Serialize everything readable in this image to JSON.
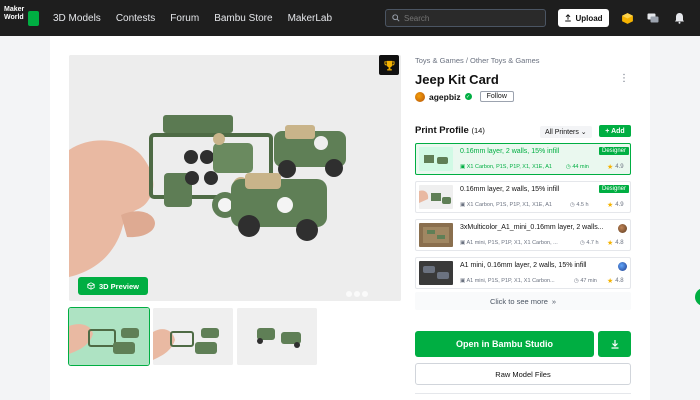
{
  "nav": {
    "logo_line1": "Maker",
    "logo_line2": "World",
    "items": [
      "3D Models",
      "Contests",
      "Forum",
      "Bambu Store",
      "MakerLab"
    ],
    "search_placeholder": "Search",
    "upload_label": "Upload",
    "icons": [
      "cube-icon",
      "chat-icon",
      "bell-icon"
    ]
  },
  "model": {
    "breadcrumb": "Toys & Games / Other Toys & Games",
    "title": "Jeep Kit Card",
    "author": "agepbiz",
    "follow_label": "Follow",
    "preview_label": "3D Preview"
  },
  "print_profile": {
    "title": "Print Profile",
    "count": "(14)",
    "filter_label": "All Printers",
    "add_label": "+ Add",
    "more_label": "Click to see more",
    "items": [
      {
        "name": "0.16mm layer, 2 walls, 15% infill",
        "printers": "X1 Carbon, P1S, P1P, X1, X1E, A1",
        "time": "44 min",
        "rating": "4.9",
        "badge": "Designer",
        "selected": true
      },
      {
        "name": "0.16mm layer, 2 walls, 15% infill",
        "printers": "X1 Carbon, P1S, P1P, X1, X1E, A1",
        "time": "4.5 h",
        "rating": "4.9",
        "badge": "Designer",
        "selected": false
      },
      {
        "name": "3xMulticolor_A1_mini_0.16mm layer, 2 walls...",
        "printers": "A1 mini, P1S, P1P, X1, X1 Carbon, ...",
        "time": "4.7 h",
        "rating": "4.8",
        "badge": "",
        "selected": false
      },
      {
        "name": "A1 mini, 0.16mm layer, 2 walls, 15% infill",
        "printers": "A1 mini, P1S, P1P, X1, X1 Carbon...",
        "time": "47 min",
        "rating": "4.8",
        "badge": "",
        "selected": false
      }
    ]
  },
  "actions": {
    "open_label": "Open in Bambu Studio",
    "raw_label": "Raw Model Files"
  },
  "colors": {
    "accent": "#00ae42",
    "topbar": "#1e1e1e"
  }
}
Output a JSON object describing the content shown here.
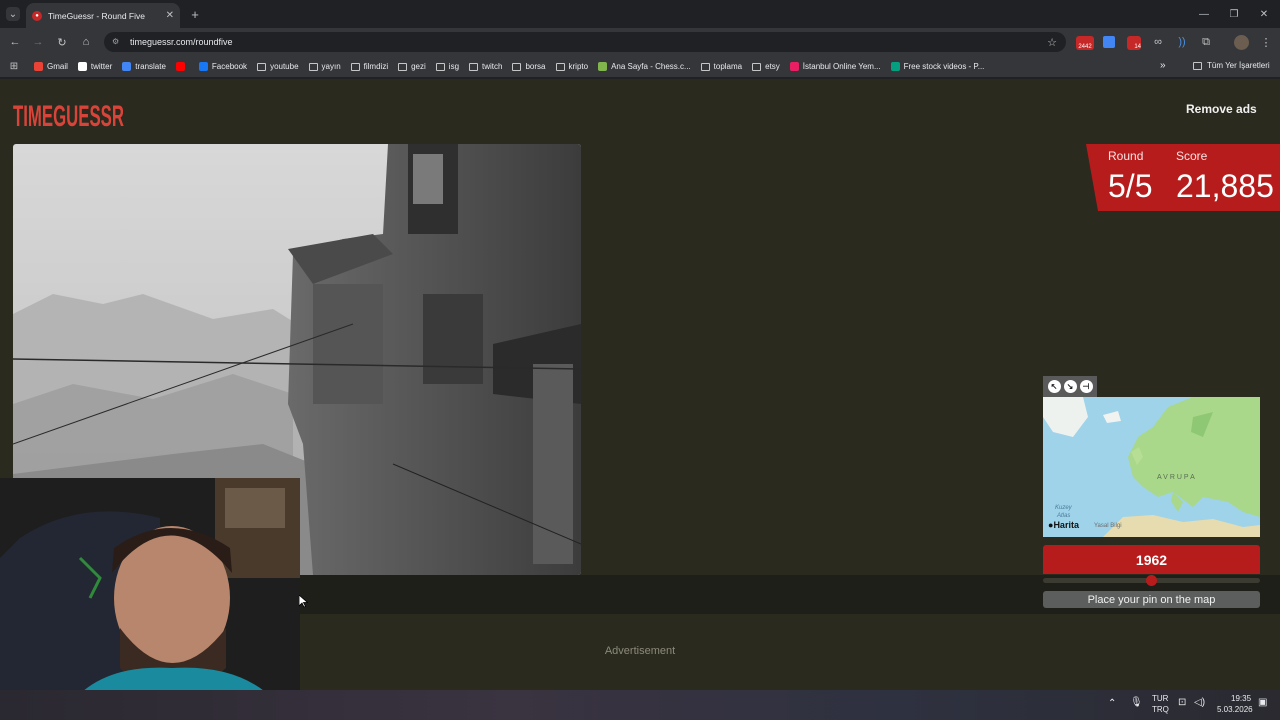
{
  "browser": {
    "tab_title": "TimeGuessr - Round Five",
    "url": "timeguessr.com/roundfive",
    "new_tab": "+",
    "window_controls": [
      "—",
      "❐",
      "✕"
    ]
  },
  "bookmarks": [
    {
      "label": "Gmail",
      "color": "#ea4335"
    },
    {
      "label": "twitter",
      "color": "#ffffff"
    },
    {
      "label": "translate",
      "color": "#4285f4"
    },
    {
      "label": "",
      "color": "#ff0000"
    },
    {
      "label": "Facebook",
      "color": "#1877f2"
    },
    {
      "label": "youtube",
      "folder": true
    },
    {
      "label": "yayın",
      "folder": true
    },
    {
      "label": "filmdizi",
      "folder": true
    },
    {
      "label": "gezi",
      "folder": true
    },
    {
      "label": "isg",
      "folder": true
    },
    {
      "label": "twitch",
      "folder": true
    },
    {
      "label": "borsa",
      "folder": true
    },
    {
      "label": "kripto",
      "folder": true
    },
    {
      "label": "Ana Sayfa - Chess.c...",
      "color": "#81b64c"
    },
    {
      "label": "toplama",
      "folder": true
    },
    {
      "label": "etsy",
      "folder": true
    },
    {
      "label": "İstanbul Online Yem...",
      "color": "#e91e63"
    },
    {
      "label": "Free stock videos - P...",
      "color": "#05a081"
    }
  ],
  "bookmarks_more": "»",
  "bookmarks_all": "Tüm Yer İşaretleri",
  "extensions": {
    "badge1": "2442",
    "badge2": "14"
  },
  "site": {
    "logo": "TIMEGUESSR",
    "remove_ads": "Remove ads",
    "advertisement": "Advertisement"
  },
  "score": {
    "round_label": "Round",
    "round_value": "5/5",
    "score_label": "Score",
    "score_value": "21,885"
  },
  "map": {
    "region_label": "AVRUPA",
    "sea_label_1": "Kuzey",
    "sea_label_2": "Atlas",
    "brand": "Harita",
    "legal": "Yasal Bilgi"
  },
  "year": {
    "value": "1962",
    "slider_fraction": 0.5
  },
  "pin_prompt": "Place your pin on the map",
  "taskbar": {
    "lang_1": "TUR",
    "lang_2": "TRQ",
    "time": "19:35",
    "date": "5.03.2026"
  },
  "colors": {
    "accent_red": "#b71c1c",
    "page_bg": "#2a2a1e"
  }
}
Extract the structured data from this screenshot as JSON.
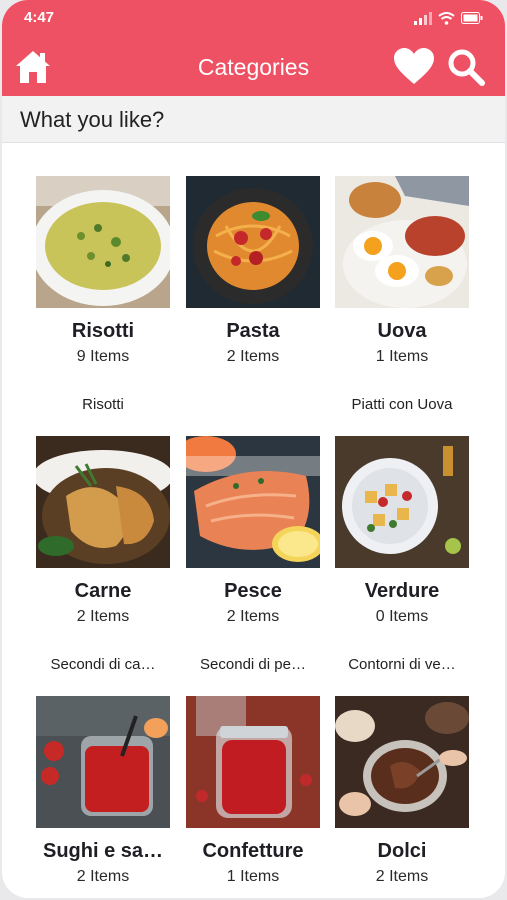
{
  "status": {
    "time": "4:47"
  },
  "appbar": {
    "title": "Categories",
    "icons": [
      "home-icon",
      "heart-icon",
      "search-icon"
    ]
  },
  "subheader": {
    "text": "What you like?"
  },
  "colors": {
    "accent": "#ef5164",
    "subheader_bg": "#f2f2f3"
  },
  "categories": [
    {
      "name": "Risotti",
      "count": "9 Items",
      "description": "Risotti",
      "image": "risotto"
    },
    {
      "name": "Pasta",
      "count": "2 Items",
      "description": "",
      "image": "pasta"
    },
    {
      "name": "Uova",
      "count": "1 Items",
      "description": "Piatti con Uova",
      "image": "eggs"
    },
    {
      "name": "Carne",
      "count": "2 Items",
      "description": "Secondi di ca…",
      "image": "chicken"
    },
    {
      "name": "Pesce",
      "count": "2 Items",
      "description": "Secondi di pe…",
      "image": "salmon"
    },
    {
      "name": "Verdure",
      "count": "0 Items",
      "description": "Contorni di ve…",
      "image": "vegetables"
    },
    {
      "name": "Sughi e sa…",
      "count": "2 Items",
      "description": "",
      "image": "tomato-sauce"
    },
    {
      "name": "Confetture",
      "count": "1 Items",
      "description": "",
      "image": "jam-jar"
    },
    {
      "name": "Dolci",
      "count": "2 Items",
      "description": "",
      "image": "chocolate-cream"
    }
  ]
}
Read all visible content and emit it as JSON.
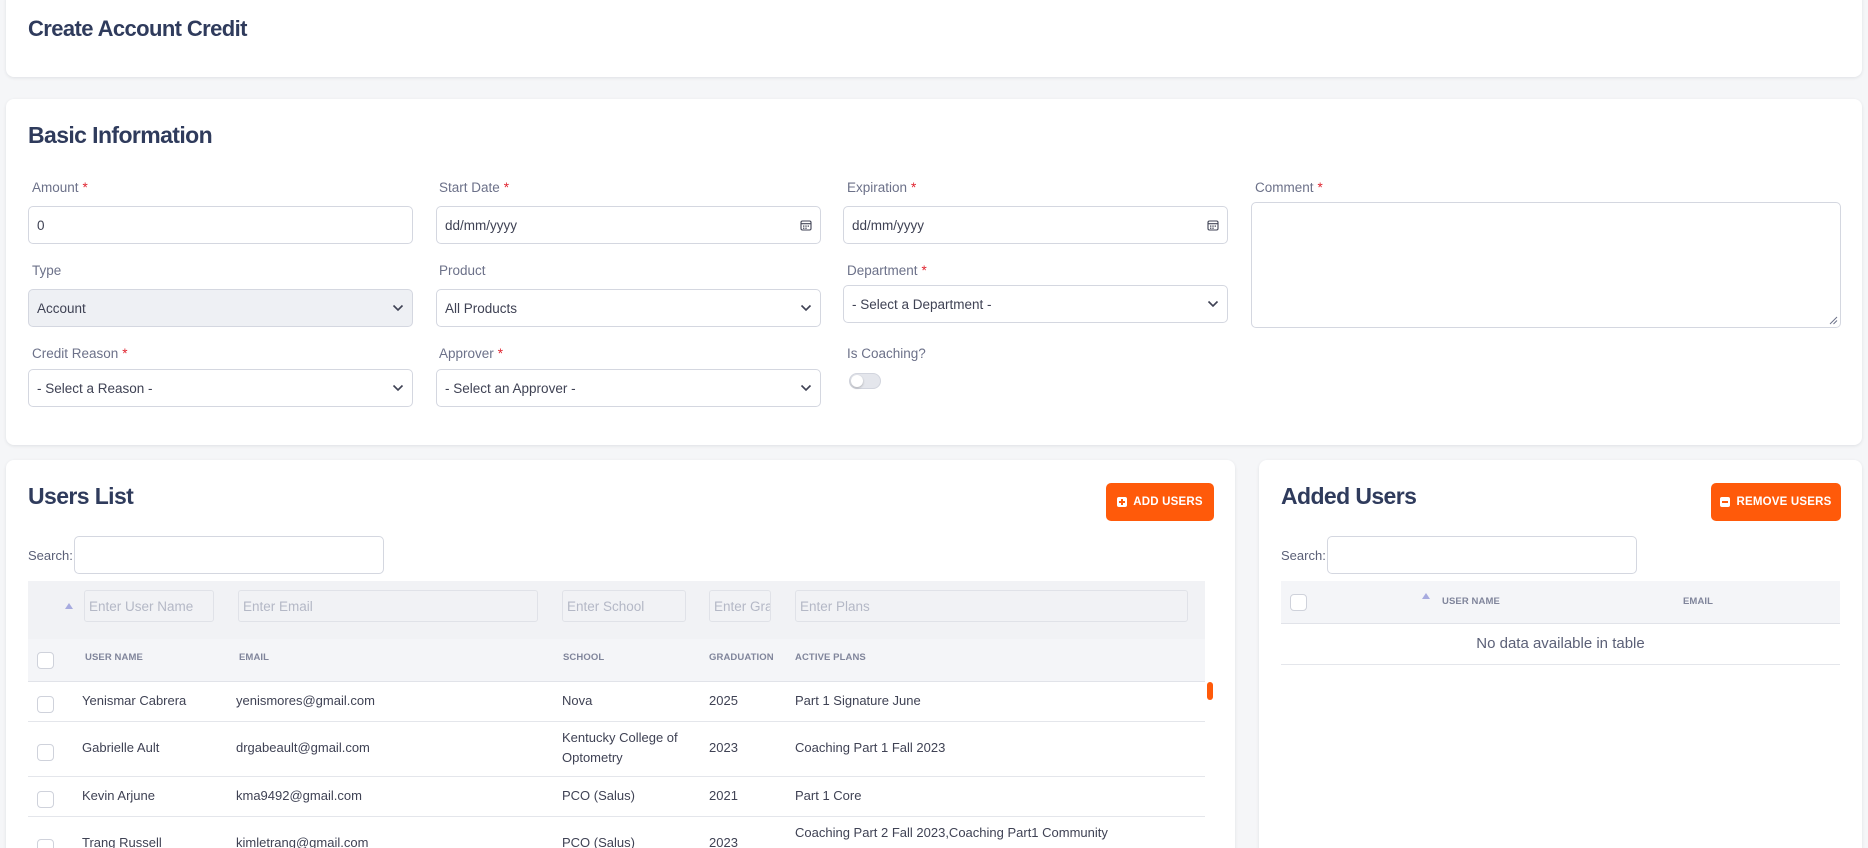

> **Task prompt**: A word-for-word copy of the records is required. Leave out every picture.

> **Result for this exercise**:
Serialize everything readable in this image to JSON.
{
  "nav": {
    "logo_line1": "Maker",
    "logo_line2": "World",
    "items": [
      "3D Models",
      "Contests",
      "Forum",
      "Bambu Store",
      "MakerLab"
    ],
    "search_placeholder": "Search",
    "upload_label": "Upload",
    "icons": [
      "cube-icon",
      "chat-icon",
      "bell-icon"
    ]
  },
  "model": {
    "breadcrumb": "Toys & Games / Other Toys & Games",
    "title": "Jeep Kit Card",
    "author": "agepbiz",
    "follow_label": "Follow",
    "preview_label": "3D Preview"
  },
  "print_profile": {
    "title": "Print Profile",
    "count": "(14)",
    "filter_label": "All Printers",
    "add_label": "+ Add",
    "more_label": "Click to see more",
    "items": [
      {
        "name": "0.16mm layer, 2 walls, 15% infill",
        "printers": "X1 Carbon, P1S, P1P, X1, X1E, A1",
        "time": "44 min",
        "rating": "4.9",
        "badge": "Designer",
        "selected": true
      },
      {
        "name": "0.16mm layer, 2 walls, 15% infill",
        "printers": "X1 Carbon, P1S, P1P, X1, X1E, A1",
        "time": "4.5 h",
        "rating": "4.9",
        "badge": "Designer",
        "selected": false
      },
      {
        "name": "3xMulticolor_A1_mini_0.16mm layer, 2 walls...",
        "printers": "A1 mini, P1S, P1P, X1, X1 Carbon, ...",
        "time": "4.7 h",
        "rating": "4.8",
        "badge": "",
        "selected": false
      },
      {
        "name": "A1 mini, 0.16mm layer, 2 walls, 15% infill",
        "printers": "A1 mini, P1S, P1P, X1, X1 Carbon...",
        "time": "47 min",
        "rating": "4.8",
        "badge": "",
        "selected": false
      }
    ]
  },
  "actions": {
    "open_label": "Open in Bambu Studio",
    "raw_label": "Raw Model Files"
  },
  "colors": {
    "accent": "#00ae42",
    "topbar": "#1e1e1e"
  }
}
Output a JSON object describing the content shown here.
{
  "browser": {
    "tab_title": "TimeGuessr - Round Five",
    "url": "timeguessr.com/roundfive",
    "new_tab": "+",
    "window_controls": [
      "—",
      "❐",
      "✕"
    ]
  },
  "bookmarks": [
    {
      "label": "Gmail",
      "color": "#ea4335"
    },
    {
      "label": "twitter",
      "color": "#ffffff"
    },
    {
      "label": "translate",
      "color": "#4285f4"
    },
    {
      "label": "",
      "color": "#ff0000"
    },
    {
      "label": "Facebook",
      "color": "#1877f2"
    },
    {
      "label": "youtube",
      "folder": true
    },
    {
      "label": "yayın",
      "folder": true
    },
    {
      "label": "filmdizi",
      "folder": true
    },
    {
      "label": "gezi",
      "folder": true
    },
    {
      "label": "isg",
      "folder": true
    },
    {
      "label": "twitch",
      "folder": true
    },
    {
      "label": "borsa",
      "folder": true
    },
    {
      "label": "kripto",
      "folder": true
    },
    {
      "label": "Ana Sayfa - Chess.c...",
      "color": "#81b64c"
    },
    {
      "label": "toplama",
      "folder": true
    },
    {
      "label": "etsy",
      "folder": true
    },
    {
      "label": "İstanbul Online Yem...",
      "color": "#e91e63"
    },
    {
      "label": "Free stock videos - P...",
      "color": "#05a081"
    }
  ],
  "bookmarks_more": "»",
  "bookmarks_all": "Tüm Yer İşaretleri",
  "extensions": {
    "badge1": "2442",
    "badge2": "14"
  },
  "site": {
    "logo": "TIMEGUESSR",
    "remove_ads": "Remove ads",
    "advertisement": "Advertisement"
  },
  "score": {
    "round_label": "Round",
    "round_value": "5/5",
    "score_label": "Score",
    "score_value": "21,885"
  },
  "map": {
    "region_label": "AVRUPA",
    "sea_label_1": "Kuzey",
    "sea_label_2": "Atlas",
    "brand": "Harita",
    "legal": "Yasal Bilgi"
  },
  "year": {
    "value": "1962",
    "slider_fraction": 0.5
  },
  "pin_prompt": "Place your pin on the map",
  "taskbar": {
    "lang_1": "TUR",
    "lang_2": "TRQ",
    "time": "19:35",
    "date": "5.03.2026"
  },
  "colors": {
    "accent_red": "#b71c1c",
    "page_bg": "#2a2a1e"
  }
}
Extract the structured data from this screenshot as JSON.
{
  "status": {
    "time": "4:47"
  },
  "appbar": {
    "title": "Categories",
    "icons": [
      "home-icon",
      "heart-icon",
      "search-icon"
    ]
  },
  "subheader": {
    "text": "What you like?"
  },
  "colors": {
    "accent": "#ef5164",
    "subheader_bg": "#f2f2f3"
  },
  "categories": [
    {
      "name": "Risotti",
      "count": "9 Items",
      "description": "Risotti",
      "image": "risotto"
    },
    {
      "name": "Pasta",
      "count": "2 Items",
      "description": "",
      "image": "pasta"
    },
    {
      "name": "Uova",
      "count": "1 Items",
      "description": "Piatti con Uova",
      "image": "eggs"
    },
    {
      "name": "Carne",
      "count": "2 Items",
      "description": "Secondi di ca…",
      "image": "chicken"
    },
    {
      "name": "Pesce",
      "count": "2 Items",
      "description": "Secondi di pe…",
      "image": "salmon"
    },
    {
      "name": "Verdure",
      "count": "0 Items",
      "description": "Contorni di ve…",
      "image": "vegetables"
    },
    {
      "name": "Sughi e sa…",
      "count": "2 Items",
      "description": "",
      "image": "tomato-sauce"
    },
    {
      "name": "Confetture",
      "count": "1 Items",
      "description": "",
      "image": "jam-jar"
    },
    {
      "name": "Dolci",
      "count": "2 Items",
      "description": "",
      "image": "chocolate-cream"
    }
  ]
}
Read all visible content and emit it as JSON.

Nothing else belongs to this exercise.